- EXERCISE DESCRIPTION:
Scan the records below and report how many lines include the string "vyriausiojo"; the number alone will do.

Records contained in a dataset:

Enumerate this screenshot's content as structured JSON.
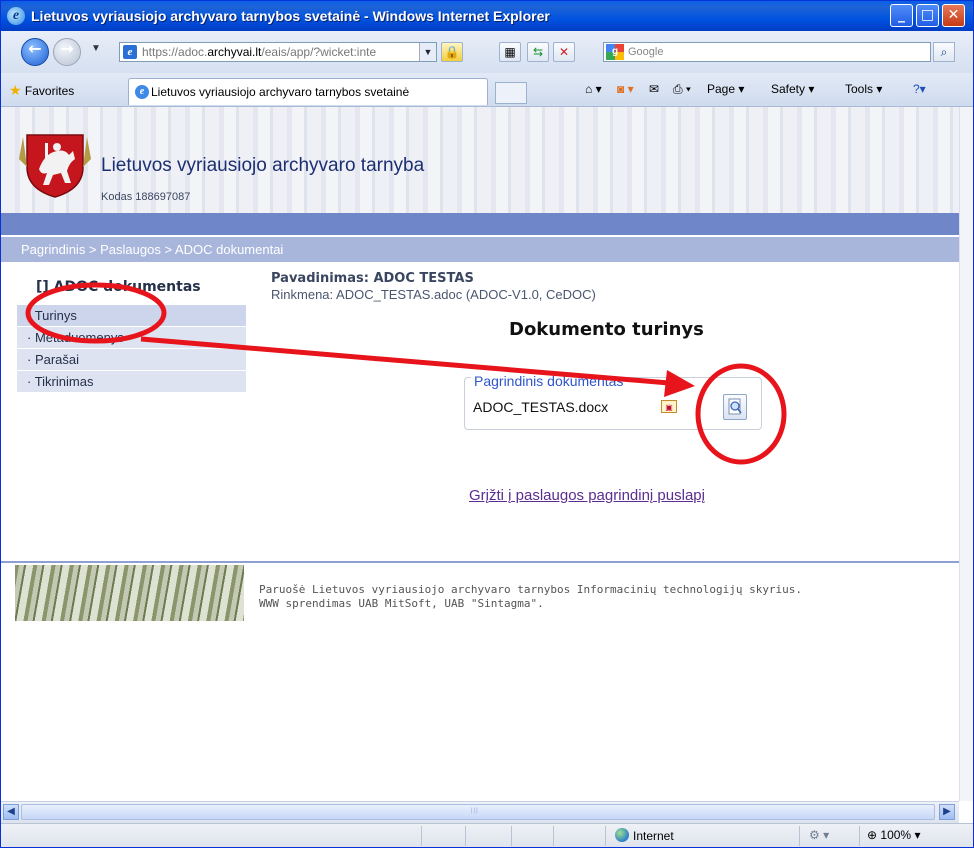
{
  "window": {
    "title": "Lietuvos vyriausiojo archyvaro tarnybos svetainė - Windows Internet Explorer",
    "min": "_",
    "max": "□",
    "close": "✕"
  },
  "address": {
    "url_prefix": "https://adoc.",
    "url_domain": "archyvai.lt",
    "url_rest": "/eais/app/?wicket:inte",
    "search_placeholder": "Google"
  },
  "favorites": {
    "favorites_label": "Favorites",
    "tab_title": "Lietuvos vyriausiojo archyvaro tarnybos svetainė",
    "page_menu": "Page",
    "safety_menu": "Safety",
    "tools_menu": "Tools"
  },
  "site": {
    "title": "Lietuvos vyriausiojo archyvaro tarnyba",
    "code": "Kodas 188697087"
  },
  "breadcrumb": "Pagrindinis  >  Paslaugos  >  ADOC dokumentai",
  "sidebar": {
    "title": "[]  ADOC dokumentas",
    "items": [
      {
        "label": "· Turinys"
      },
      {
        "label": "· Metaduomenys"
      },
      {
        "label": "· Parašai"
      },
      {
        "label": "· Tikrinimas"
      }
    ]
  },
  "document": {
    "name": "Pavadinimas: ADOC TESTAS",
    "file": "Rinkmena: ADOC_TESTAS.adoc (ADOC-V1.0, CeDOC)",
    "heading": "Dokumento turinys",
    "legend": "Pagrindinis dokumentas",
    "main_file": "ADOC_TESTAS.docx",
    "back_link": "Grįžti į paslaugos pagrindinį puslapį"
  },
  "footer": {
    "line1": "Paruošė Lietuvos vyriausiojo archyvaro tarnybos Informacinių technologijų skyrius.",
    "line2": "WWW sprendimas UAB MitSoft, UAB \"Sintagma\"."
  },
  "status": {
    "zone": "Internet",
    "zoom": "100%"
  },
  "colors": {
    "annotation": "#e8141b",
    "nav_band": "#6f86c8",
    "breadcrumb_band": "#a9b6dc",
    "link_visited": "#5b2d8f"
  }
}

- WRITTEN RESPONSE:
4